◆ **What to work on**: Your task is to write out exactly the lines from the line containing "Serialize everything readable" through the end of the records, inclusive at both ends.
--- Available data Enclosed Below ---
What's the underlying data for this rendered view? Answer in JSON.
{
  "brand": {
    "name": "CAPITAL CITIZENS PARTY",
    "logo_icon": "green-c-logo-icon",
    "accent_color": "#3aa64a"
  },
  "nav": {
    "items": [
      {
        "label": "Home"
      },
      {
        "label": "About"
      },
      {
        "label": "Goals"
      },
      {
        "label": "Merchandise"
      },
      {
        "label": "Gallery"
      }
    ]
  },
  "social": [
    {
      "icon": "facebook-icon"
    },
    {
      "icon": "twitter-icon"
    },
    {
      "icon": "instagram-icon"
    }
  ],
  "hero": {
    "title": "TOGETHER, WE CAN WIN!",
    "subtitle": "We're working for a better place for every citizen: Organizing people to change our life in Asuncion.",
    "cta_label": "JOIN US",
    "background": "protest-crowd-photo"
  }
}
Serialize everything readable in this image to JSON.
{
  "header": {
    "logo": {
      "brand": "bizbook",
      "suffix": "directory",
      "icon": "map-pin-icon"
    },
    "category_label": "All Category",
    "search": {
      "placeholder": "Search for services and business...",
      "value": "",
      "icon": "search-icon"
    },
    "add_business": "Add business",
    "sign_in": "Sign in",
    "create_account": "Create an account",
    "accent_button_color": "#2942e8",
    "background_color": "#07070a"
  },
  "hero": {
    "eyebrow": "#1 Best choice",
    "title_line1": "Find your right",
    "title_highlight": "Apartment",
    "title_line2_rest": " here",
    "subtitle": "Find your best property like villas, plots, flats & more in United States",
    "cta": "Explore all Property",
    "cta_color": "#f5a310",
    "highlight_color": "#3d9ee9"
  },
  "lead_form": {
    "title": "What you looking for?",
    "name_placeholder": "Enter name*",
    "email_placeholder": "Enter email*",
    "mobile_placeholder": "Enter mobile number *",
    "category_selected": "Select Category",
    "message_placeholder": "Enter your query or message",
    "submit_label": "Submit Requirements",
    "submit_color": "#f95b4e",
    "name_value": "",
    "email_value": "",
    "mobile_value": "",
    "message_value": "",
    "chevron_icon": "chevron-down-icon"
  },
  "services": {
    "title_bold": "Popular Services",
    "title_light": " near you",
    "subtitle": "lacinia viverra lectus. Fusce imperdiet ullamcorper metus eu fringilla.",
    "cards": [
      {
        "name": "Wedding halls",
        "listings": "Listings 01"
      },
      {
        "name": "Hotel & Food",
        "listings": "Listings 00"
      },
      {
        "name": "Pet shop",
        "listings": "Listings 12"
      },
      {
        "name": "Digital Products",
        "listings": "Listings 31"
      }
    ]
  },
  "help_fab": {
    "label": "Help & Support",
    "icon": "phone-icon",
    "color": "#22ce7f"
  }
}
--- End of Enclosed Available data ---
◆ **Output for this task**:
Serialize everything readable in this image to JSON.
{
  "header": {
    "logo": {
      "brand": "bizbook",
      "suffix": "directory",
      "icon": "map-pin-icon"
    },
    "category_label": "All Category",
    "search": {
      "placeholder": "Search for services and business...",
      "value": "",
      "icon": "search-icon"
    },
    "add_business": "Add business",
    "sign_in": "Sign in",
    "create_account": "Create an account",
    "accent_button_color": "#2942e8",
    "background_color": "#07070a"
  },
  "hero": {
    "eyebrow": "#1 Best choice",
    "title_line1": "Find your right",
    "title_highlight": "Apartment",
    "title_line2_rest": " here",
    "subtitle": "Find your best property like villas, plots, flats & more in United States",
    "cta": "Explore all Property",
    "cta_color": "#f5a310",
    "highlight_color": "#3d9ee9"
  },
  "lead_form": {
    "title": "What you looking for?",
    "name_placeholder": "Enter name*",
    "email_placeholder": "Enter email*",
    "mobile_placeholder": "Enter mobile number *",
    "category_selected": "Select Category",
    "message_placeholder": "Enter your query or message",
    "submit_label": "Submit Requirements",
    "submit_color": "#f95b4e",
    "name_value": "",
    "email_value": "",
    "mobile_value": "",
    "message_value": "",
    "chevron_icon": "chevron-down-icon"
  },
  "services": {
    "title_bold": "Popular Services",
    "title_light": " near you",
    "subtitle": "lacinia viverra lectus. Fusce imperdiet ullamcorper metus eu fringilla.",
    "cards": [
      {
        "name": "Wedding halls",
        "listings": "Listings 01"
      },
      {
        "name": "Hotel & Food",
        "listings": "Listings 00"
      },
      {
        "name": "Pet shop",
        "listings": "Listings 12"
      },
      {
        "name": "Digital Products",
        "listings": "Listings 31"
      }
    ]
  },
  "help_fab": {
    "label": "Help & Support",
    "icon": "phone-icon",
    "color": "#22ce7f"
  }
}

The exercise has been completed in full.